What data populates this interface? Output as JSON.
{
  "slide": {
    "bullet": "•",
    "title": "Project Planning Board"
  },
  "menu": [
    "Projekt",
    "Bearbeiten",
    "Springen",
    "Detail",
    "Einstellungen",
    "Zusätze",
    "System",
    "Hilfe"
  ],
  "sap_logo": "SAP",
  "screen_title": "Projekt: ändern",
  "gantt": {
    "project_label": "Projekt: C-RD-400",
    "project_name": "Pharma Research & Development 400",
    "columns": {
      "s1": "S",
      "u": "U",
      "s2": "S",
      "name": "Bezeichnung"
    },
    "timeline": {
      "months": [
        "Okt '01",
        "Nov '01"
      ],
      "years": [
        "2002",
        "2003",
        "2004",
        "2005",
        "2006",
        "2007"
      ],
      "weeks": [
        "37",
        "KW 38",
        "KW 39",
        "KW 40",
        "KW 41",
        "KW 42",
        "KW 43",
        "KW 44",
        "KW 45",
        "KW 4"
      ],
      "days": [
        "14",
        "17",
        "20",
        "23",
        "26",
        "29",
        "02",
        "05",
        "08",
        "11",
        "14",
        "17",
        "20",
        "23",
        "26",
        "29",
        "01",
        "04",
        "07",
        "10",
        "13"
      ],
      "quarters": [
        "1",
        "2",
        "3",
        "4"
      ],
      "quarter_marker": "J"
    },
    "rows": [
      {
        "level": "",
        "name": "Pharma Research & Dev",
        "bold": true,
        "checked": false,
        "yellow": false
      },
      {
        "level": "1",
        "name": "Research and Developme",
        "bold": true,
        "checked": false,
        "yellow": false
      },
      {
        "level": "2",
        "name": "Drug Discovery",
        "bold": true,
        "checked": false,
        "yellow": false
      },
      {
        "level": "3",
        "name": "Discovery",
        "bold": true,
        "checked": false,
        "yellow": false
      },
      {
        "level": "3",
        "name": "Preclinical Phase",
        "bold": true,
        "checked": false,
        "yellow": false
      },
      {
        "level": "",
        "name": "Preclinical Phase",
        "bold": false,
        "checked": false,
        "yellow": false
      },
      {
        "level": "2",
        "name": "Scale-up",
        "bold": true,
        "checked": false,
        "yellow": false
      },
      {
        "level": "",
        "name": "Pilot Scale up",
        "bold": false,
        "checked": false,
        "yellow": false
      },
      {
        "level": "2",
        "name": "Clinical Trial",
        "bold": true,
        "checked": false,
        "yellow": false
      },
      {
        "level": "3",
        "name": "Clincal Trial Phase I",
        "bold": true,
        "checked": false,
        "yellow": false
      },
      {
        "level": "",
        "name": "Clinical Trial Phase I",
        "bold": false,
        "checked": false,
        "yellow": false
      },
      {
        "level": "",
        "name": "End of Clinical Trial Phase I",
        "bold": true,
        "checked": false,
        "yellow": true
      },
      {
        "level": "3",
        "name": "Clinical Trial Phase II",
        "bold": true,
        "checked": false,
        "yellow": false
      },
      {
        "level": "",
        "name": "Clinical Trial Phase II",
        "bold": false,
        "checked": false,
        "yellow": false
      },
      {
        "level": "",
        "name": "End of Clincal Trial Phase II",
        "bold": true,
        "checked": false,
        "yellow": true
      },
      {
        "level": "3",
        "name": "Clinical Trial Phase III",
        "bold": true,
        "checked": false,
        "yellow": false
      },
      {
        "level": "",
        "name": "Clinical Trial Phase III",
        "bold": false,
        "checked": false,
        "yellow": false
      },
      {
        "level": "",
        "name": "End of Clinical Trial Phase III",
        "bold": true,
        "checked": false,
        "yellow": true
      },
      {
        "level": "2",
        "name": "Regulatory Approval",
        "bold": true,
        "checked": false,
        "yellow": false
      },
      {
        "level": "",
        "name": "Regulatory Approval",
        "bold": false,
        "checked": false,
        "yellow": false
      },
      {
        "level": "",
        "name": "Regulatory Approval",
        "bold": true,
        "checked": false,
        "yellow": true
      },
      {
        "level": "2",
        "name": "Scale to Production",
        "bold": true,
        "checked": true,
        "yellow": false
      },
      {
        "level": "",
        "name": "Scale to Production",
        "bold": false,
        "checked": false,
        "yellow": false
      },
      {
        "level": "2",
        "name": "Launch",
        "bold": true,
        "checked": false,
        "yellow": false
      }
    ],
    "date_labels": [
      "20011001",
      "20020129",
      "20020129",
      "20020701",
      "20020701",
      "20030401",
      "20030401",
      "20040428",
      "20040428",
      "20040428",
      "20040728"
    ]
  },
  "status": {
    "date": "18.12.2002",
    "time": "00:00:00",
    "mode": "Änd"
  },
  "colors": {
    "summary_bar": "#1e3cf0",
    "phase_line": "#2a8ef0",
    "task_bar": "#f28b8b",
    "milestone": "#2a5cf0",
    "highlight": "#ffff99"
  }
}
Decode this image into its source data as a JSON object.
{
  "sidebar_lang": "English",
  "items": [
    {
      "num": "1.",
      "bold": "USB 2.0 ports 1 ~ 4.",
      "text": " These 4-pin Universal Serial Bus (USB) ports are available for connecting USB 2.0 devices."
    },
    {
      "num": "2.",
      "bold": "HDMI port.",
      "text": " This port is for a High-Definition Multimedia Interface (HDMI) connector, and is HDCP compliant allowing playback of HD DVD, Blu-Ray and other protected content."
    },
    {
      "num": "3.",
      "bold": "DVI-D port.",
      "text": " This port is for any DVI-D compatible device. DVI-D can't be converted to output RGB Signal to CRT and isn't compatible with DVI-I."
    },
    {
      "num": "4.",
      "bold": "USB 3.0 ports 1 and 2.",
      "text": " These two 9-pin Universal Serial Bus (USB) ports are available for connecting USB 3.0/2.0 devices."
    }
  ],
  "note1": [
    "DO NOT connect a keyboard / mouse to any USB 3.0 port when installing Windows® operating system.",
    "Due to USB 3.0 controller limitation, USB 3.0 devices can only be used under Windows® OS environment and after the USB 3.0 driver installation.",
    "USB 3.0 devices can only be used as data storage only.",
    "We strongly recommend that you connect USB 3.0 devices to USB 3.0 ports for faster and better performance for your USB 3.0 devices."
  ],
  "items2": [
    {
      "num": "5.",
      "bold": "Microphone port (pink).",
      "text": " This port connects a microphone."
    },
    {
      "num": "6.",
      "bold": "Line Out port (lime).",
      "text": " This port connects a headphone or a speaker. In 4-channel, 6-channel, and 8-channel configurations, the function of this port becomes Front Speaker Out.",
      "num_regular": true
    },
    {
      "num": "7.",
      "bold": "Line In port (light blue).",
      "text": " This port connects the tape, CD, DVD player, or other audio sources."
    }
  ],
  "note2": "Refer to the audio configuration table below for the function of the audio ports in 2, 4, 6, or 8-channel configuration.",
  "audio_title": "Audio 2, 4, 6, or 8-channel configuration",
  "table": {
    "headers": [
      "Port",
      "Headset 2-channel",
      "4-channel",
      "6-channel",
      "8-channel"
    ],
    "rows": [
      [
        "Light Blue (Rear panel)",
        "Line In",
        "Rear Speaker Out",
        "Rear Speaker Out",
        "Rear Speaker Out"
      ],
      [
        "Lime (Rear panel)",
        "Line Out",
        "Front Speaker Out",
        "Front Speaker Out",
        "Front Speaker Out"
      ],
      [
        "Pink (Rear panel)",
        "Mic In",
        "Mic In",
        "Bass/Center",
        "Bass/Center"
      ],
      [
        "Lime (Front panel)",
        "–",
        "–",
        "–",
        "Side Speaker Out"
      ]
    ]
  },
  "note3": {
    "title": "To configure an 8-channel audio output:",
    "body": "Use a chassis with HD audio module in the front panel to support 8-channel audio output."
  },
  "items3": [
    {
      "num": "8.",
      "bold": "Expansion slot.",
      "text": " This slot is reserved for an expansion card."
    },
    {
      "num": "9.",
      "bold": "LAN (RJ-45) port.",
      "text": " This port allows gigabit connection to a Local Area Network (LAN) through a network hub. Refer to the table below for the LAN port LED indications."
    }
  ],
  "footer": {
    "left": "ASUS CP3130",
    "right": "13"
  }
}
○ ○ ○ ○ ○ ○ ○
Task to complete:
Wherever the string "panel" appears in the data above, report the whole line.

Reply to the task:
        "Light Blue (Rear panel)",
        "Lime (Rear panel)",
        "Pink (Rear panel)",
        "Lime (Front panel)",
    "body": "Use a chassis with HD audio module in the front panel to support 8-channel audio output."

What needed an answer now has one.